YOUR OBJECTIVE
In the entries below, find each line with the word "اختر" and return it.

⟨

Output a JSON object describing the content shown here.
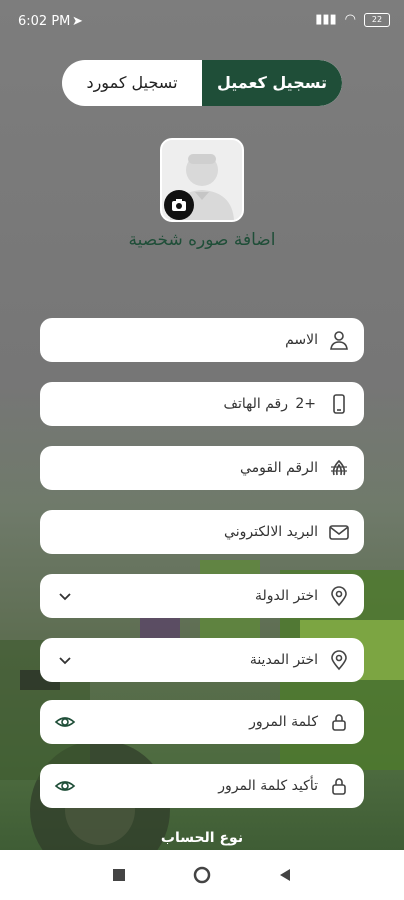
{
  "status_bar": {
    "time": "6:02 PM",
    "battery": "22"
  },
  "mode_toggle": {
    "active_label": "تسجيل كعميل",
    "inactive_label": "تسجيل كمورد"
  },
  "avatar": {
    "caption": "اضافة صوره شخصية"
  },
  "form": {
    "name_placeholder": "الاسم",
    "phone_prefix": "+2",
    "phone_placeholder": "رقم الهاتف",
    "national_id_placeholder": "الرقم القومي",
    "email_placeholder": "البريد الالكتروني",
    "country_placeholder": "اختر الدولة",
    "city_placeholder": "اختر المدينة",
    "password_placeholder": "كلمة المرور",
    "confirm_password_placeholder": "تأكيد كلمة المرور"
  },
  "account_type_heading": "نوع الحساب",
  "colors": {
    "primary": "#1f4e38",
    "field_bg": "#ffffff"
  }
}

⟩

WRITTEN ANSWER
    "country_placeholder": "اختر الدولة",
    "city_placeholder": "اختر المدينة",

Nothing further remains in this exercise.